=== Exercise prompt ===
Word for word, set down every record that appears below.

=== Input data ===

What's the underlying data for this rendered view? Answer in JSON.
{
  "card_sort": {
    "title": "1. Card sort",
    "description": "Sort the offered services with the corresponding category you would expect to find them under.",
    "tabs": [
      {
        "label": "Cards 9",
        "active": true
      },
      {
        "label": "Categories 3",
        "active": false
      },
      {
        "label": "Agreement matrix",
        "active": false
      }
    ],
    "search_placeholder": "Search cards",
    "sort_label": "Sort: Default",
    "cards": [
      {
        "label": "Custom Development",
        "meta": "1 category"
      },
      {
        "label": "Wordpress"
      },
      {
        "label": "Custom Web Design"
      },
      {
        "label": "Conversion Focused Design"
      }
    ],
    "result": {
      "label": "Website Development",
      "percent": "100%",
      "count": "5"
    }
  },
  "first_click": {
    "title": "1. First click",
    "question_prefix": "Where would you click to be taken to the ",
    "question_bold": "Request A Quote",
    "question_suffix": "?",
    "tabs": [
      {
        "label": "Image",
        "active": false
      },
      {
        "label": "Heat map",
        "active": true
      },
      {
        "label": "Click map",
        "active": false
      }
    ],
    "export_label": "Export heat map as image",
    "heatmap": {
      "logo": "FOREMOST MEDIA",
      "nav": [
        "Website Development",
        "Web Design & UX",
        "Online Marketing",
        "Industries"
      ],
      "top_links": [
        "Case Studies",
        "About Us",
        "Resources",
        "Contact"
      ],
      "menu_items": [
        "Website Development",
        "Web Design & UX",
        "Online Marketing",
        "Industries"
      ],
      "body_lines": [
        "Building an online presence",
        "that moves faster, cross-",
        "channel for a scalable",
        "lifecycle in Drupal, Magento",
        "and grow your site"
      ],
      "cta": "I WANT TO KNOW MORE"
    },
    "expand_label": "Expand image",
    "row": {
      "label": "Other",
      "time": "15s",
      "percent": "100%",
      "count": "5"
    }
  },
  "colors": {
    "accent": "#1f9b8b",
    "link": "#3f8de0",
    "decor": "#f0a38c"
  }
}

=== Result of the exercise ===
What's the underlying data for this rendered view? Answer in JSON.
{
  "card_sort": {
    "title": "1. Card sort",
    "description": "Sort the offered services with the corresponding category you would expect to find them under.",
    "tabs": [
      {
        "label": "Cards 9",
        "active": true
      },
      {
        "label": "Categories 3",
        "active": false
      },
      {
        "label": "Agreement matrix",
        "active": false
      }
    ],
    "search_placeholder": "Search cards",
    "sort_label": "Sort: Default",
    "cards": [
      {
        "label": "Custom Development",
        "meta": "1 category"
      },
      {
        "label": "Wordpress"
      },
      {
        "label": "Custom Web Design"
      },
      {
        "label": "Conversion Focused Design"
      }
    ],
    "result": {
      "label": "Website Development",
      "percent": "100%",
      "count": "5"
    }
  },
  "first_click": {
    "title": "1. First click",
    "question_prefix": "Where would you click to be taken to the ",
    "question_bold": "Request A Quote",
    "question_suffix": "?",
    "tabs": [
      {
        "label": "Image",
        "active": false
      },
      {
        "label": "Heat map",
        "active": true
      },
      {
        "label": "Click map",
        "active": false
      }
    ],
    "export_label": "Export heat map as image",
    "heatmap": {
      "logo": "FOREMOST MEDIA",
      "nav": [
        "Website Development",
        "Web Design & UX",
        "Online Marketing",
        "Industries"
      ],
      "top_links": [
        "Case Studies",
        "About Us",
        "Resources",
        "Contact"
      ],
      "menu_items": [
        "Website Development",
        "Web Design & UX",
        "Online Marketing",
        "Industries"
      ],
      "body_lines": [
        "Building an online presence",
        "that moves faster, cross-",
        "channel for a scalable",
        "lifecycle in Drupal, Magento",
        "and grow your site"
      ],
      "cta": "I WANT TO KNOW MORE"
    },
    "expand_label": "Expand image",
    "row": {
      "label": "Other",
      "time": "15s",
      "percent": "100%",
      "count": "5"
    }
  },
  "colors": {
    "accent": "#1f9b8b",
    "link": "#3f8de0",
    "decor": "#f0a38c"
  }
}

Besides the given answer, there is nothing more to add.